Kemerovo Oblast (Russian:Ке́меровская о́бласть) (pop. 2,899,142 as of 2002 All-Russia Population Census), often called Kuzbas (Кузбасс) after the Kuznetsk Basin, is located in southwestern Siberia, Russia, where the West-Siberian Plain meets the South Siberian mountains. The oblast, which covers an area of 95,700 km², shares a border with Tomsk Oblast in the north, Krasnoyarsk Krai and Khakassia in the east, Altai Krai in the south, and Novosibirsk Oblast and Altai Republic in the west. Its population is predominately ethnic Russian, but Ukrainians, Tatars and Chuvash also live in the region.

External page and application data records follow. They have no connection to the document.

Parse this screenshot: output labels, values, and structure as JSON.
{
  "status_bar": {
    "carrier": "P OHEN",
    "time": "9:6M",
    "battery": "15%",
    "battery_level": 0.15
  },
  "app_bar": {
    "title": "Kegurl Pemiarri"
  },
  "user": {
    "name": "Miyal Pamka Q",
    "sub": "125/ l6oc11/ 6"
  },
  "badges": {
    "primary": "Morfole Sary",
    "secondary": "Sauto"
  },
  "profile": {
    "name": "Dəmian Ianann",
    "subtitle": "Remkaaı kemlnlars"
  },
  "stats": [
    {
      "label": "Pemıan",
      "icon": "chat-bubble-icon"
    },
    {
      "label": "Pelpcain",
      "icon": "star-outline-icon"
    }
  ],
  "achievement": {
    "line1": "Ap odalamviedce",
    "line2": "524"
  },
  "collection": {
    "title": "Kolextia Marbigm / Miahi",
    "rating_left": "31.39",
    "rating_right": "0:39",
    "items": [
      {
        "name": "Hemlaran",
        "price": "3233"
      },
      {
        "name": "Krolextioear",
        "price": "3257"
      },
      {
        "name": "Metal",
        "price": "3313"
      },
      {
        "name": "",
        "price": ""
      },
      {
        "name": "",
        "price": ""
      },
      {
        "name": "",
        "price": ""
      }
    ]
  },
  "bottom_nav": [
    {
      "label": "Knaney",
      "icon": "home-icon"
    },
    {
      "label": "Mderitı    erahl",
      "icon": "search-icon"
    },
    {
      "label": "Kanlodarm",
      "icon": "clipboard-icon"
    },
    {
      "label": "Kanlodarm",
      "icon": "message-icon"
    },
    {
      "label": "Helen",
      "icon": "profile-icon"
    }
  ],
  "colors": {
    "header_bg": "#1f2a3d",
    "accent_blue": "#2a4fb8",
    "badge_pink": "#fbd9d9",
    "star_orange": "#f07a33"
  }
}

The oblast was established on January 26 1943, but it has considerably older antecedants. The oldest city in Kemerovo Oblast is Kuznetsk (after 1961, Novokuznetsk), founded in 1618, soon after Cossack ataman Yermak's push into Siberia. Kuznetsk is also the largest city in the oblast, exceeding even the regional capital, Kemerovo, in terms of size. Kemerovo Oblast is one of Russia's most urbanized regions, with over 70% of the population living in its nine principal cities.
Kemerovo Oblast is one of Russia's most important industrial regions, with some of the world's biggest deposits of coal. The south of the region is dominated by metallurgy and the mining industry, as well as mechanical engineering and chemical production. The north is more agricultural. The region has a dense railway network, including the Trans-Siberian Railway, which passes through the oblast.
The current governor of Kemerovo Oblast is Aman Tuleev.
Kemerovo Oblast consists of the following districts (Russian: районы):
- Belovsky (Беловский)
- Chebulinsky (Чебулинский)
- Guryevsky (Гурьевский)
- Izhmorsky (Ижморский)
- Kemerovsky (Кемеровский)
- Krapivinsky (Крапивинский)
- Leninsk-Kuznetsky (Ленинск-Кузнецкий)
- Mariinsky (Мариинский)
- Mezhdurechensky (Междуреченский)
- Novokuznetsky (Новокузнецкий)
- Prokopyevsky (Прокопьевский)
- Promyshlennovsky (Промышленновский)
- Tashtagolsky (Таштагольский)
- Tisulsky (Тисульский)
- Topkinsky (Топкинский)
- Tyazhinsky (Тяжинский)
- Yashkinsky (Яшкинский)
- Yaysky (Яйский)
- Yurginsky (Юргинский)
Last updated: 05-21-2005 01:19:18